As we all know, Crosby is the kind of player capable of taking over a game and making constant impacts when on the ice. That hasn't been the case this season. The fact that he's a minus-43 in Shot Attempts (Total Shot Attempts For vs. Total Shot Attempts Against) goes to show just how much he's struggling this season.
In order to change these possession numbers, Crosby needs to be in control more frequently. And that starts in your own zone. When the Penguins defensemen are coming out of the zone, they need to find Crosby breaking out and let him dictate the play as the team enters the offensive zone. Crosby is the creator and the catalyst. His teammates need to get him the puck more. It's not just that, though. Crosby also has to raise his battle levels and go to the net more frequently. Good things happen around the net and he simply doesn't spend enough time in the dirty areas.
If Sullivan gives Crosby the opportunity to find stable linemates, if his teammates look to get him the puck more frequently and if he can raise his battle level, it's possible Crosby can turn his season around.

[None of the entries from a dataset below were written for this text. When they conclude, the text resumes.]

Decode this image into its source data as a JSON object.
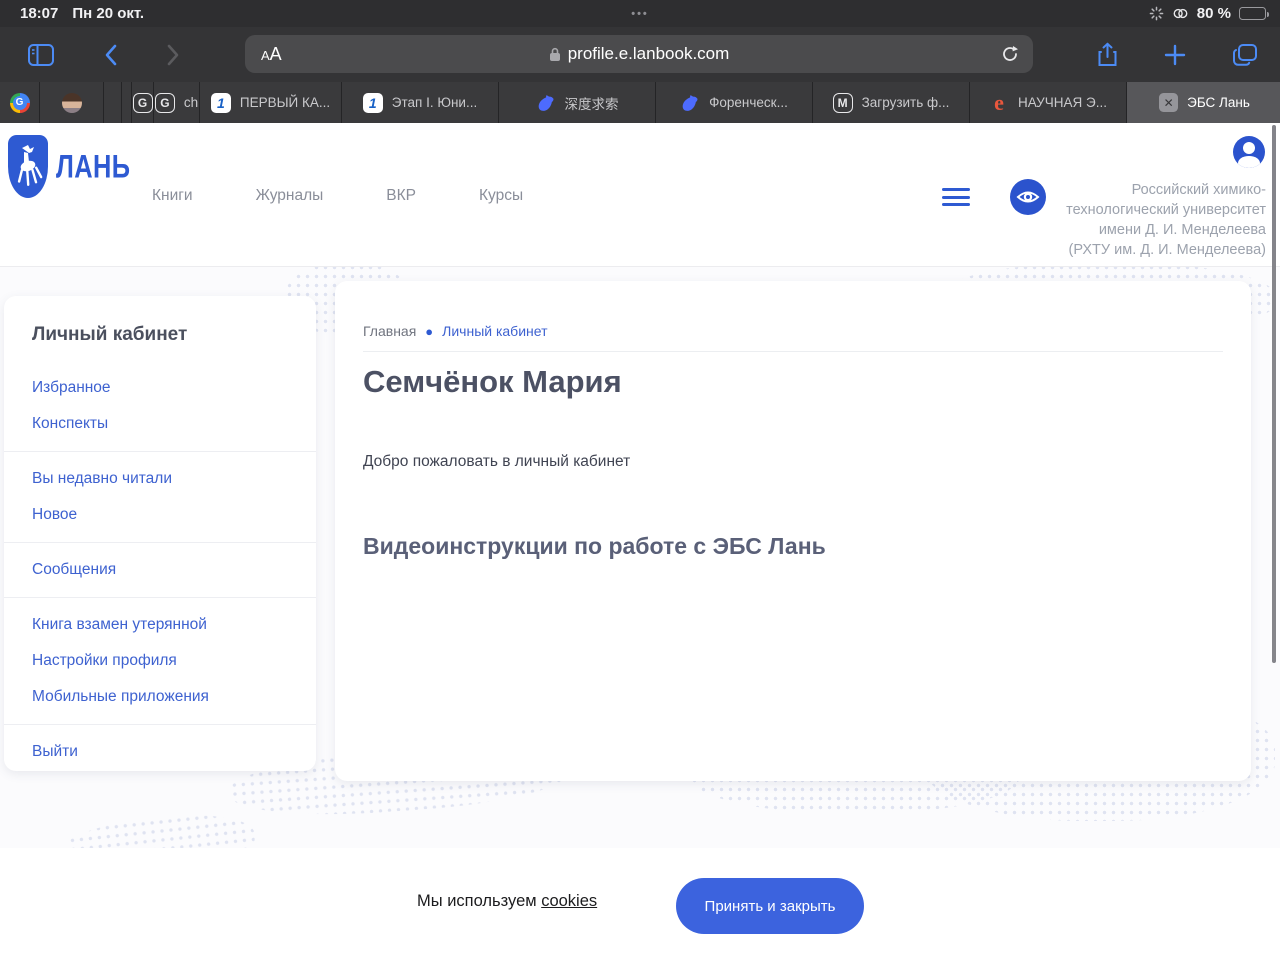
{
  "status_bar": {
    "time": "18:07",
    "date": "Пн 20 окт.",
    "battery_percent": "80 %",
    "multitask_dots": "•••"
  },
  "toolbar": {
    "reader_a_small": "А",
    "reader_a_large": "А",
    "url": "profile.e.lanbook.com"
  },
  "tabs": [
    {
      "label": ""
    },
    {
      "label": ""
    },
    {
      "label": ""
    },
    {
      "label": ""
    },
    {
      "label": ""
    },
    {
      "label": "ch"
    },
    {
      "label": "ПЕРВЫЙ КА...",
      "favicon_one": "1"
    },
    {
      "label": "Этап I. Юни...",
      "favicon_one": "1"
    },
    {
      "label": "深度求索"
    },
    {
      "label": "Форенческ..."
    },
    {
      "label": "Загрузить ф...",
      "favicon_m": "M"
    },
    {
      "label": "НАУЧНАЯ Э...",
      "favicon_e": "e"
    },
    {
      "label": "ЭБС Лань",
      "close_glyph": "✕"
    }
  ],
  "tab_favicons": {
    "g_letter": "G",
    "google_letter": "G",
    "m_letter": "M",
    "e_letter": "e",
    "one_digit": "1"
  },
  "site_header": {
    "logo_text": "ЛАНЬ",
    "nav": [
      {
        "label": "Книги"
      },
      {
        "label": "Журналы"
      },
      {
        "label": "ВКР"
      },
      {
        "label": "Курсы"
      }
    ],
    "university": "Российский химико-технологический университет имени Д. И. Менделеева (РХТУ им. Д. И. Менделеева)"
  },
  "sidebar": {
    "title": "Личный кабинет",
    "items": [
      "Избранное",
      "Конспекты",
      "Вы недавно читали",
      "Новое",
      "Сообщения",
      "Книга взамен утерянной",
      "Настройки профиля",
      "Мобильные приложения",
      "Выйти"
    ]
  },
  "main": {
    "breadcrumb": {
      "home": "Главная",
      "sep": "●",
      "current": "Личный кабинет"
    },
    "title": "Семчёнок Мария",
    "welcome": "Добро пожаловать в личный кабинет",
    "section_title": "Видеоинструкции по работе с ЭБС Лань"
  },
  "cookie_banner": {
    "text": "Мы используем",
    "link": "cookies",
    "button": "Принять и закрыть"
  },
  "colors": {
    "brand_blue": "#2e5ad2",
    "link_blue": "#3e62d0",
    "button_blue": "#3c63de",
    "ios_accent_blue": "#4c8bf5",
    "chrome_dark": "#343436",
    "active_tab": "#57575a"
  }
}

But 30 games into the 2015-16 season we have seen none of these things happen. If fantasy owners are looking for the old Crosby to show up, they might be disappointed. Crosby put together a three-point effort back on Oct. 20, but outside of that game, he's only recorded at least two points in three other games all season. He's been held without a point in 17 of his 30 games, which is unheard of during his career.

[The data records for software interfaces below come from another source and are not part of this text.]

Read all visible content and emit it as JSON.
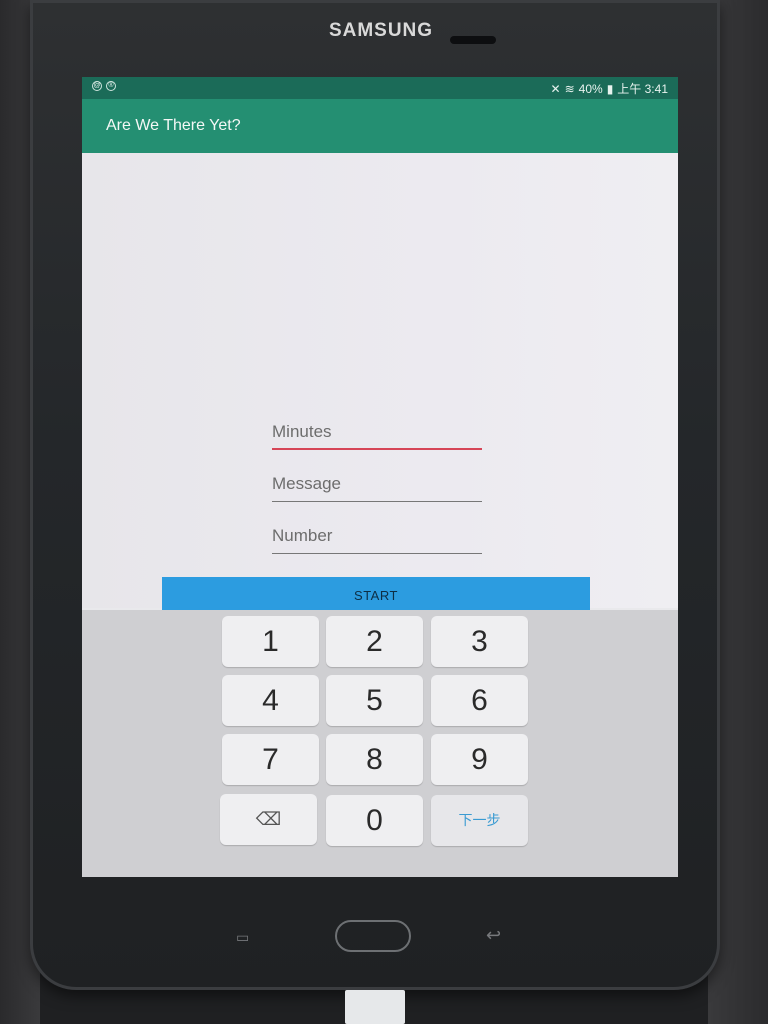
{
  "device": {
    "brand": "SAMSUNG"
  },
  "status_bar": {
    "battery": "40%",
    "time": "上午 3:41"
  },
  "app": {
    "title": "Are We There Yet?"
  },
  "form": {
    "minutes_placeholder": "Minutes",
    "message_placeholder": "Message",
    "number_placeholder": "Number",
    "start_label": "START"
  },
  "keyboard": {
    "keys": [
      "1",
      "2",
      "3",
      "4",
      "5",
      "6",
      "7",
      "8",
      "9",
      "0"
    ],
    "next_label": "下一步"
  },
  "colors": {
    "status_bar": "#1b6b58",
    "app_bar": "#248f72",
    "start_button": "#2c9ce0",
    "focus_underline": "#d64557"
  }
}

Trading Crosby might not be the worst idea.
Of course, having seen what Chicago Blackhawks forward Patrick Kane did with his 26-game point-scoring streak this season, it reminds us of what Crosby is capable of doing. During the 2010-11 season, Crosby had a 25-game point-scoring streak in which he totaled 26 goals and 24 assists for 50 points. While he might not be able to deliver a streak quite like that, it is completely realistic to think Crosby can record 65 more points in his final 52 games this season. If it's me, I'm sticking with Crosby. I believe he's simply too good not to turn things around and go on a massive hot streak. You drafted him with your first-round pick for a reason and I'd want to play that out. But the decision is yours.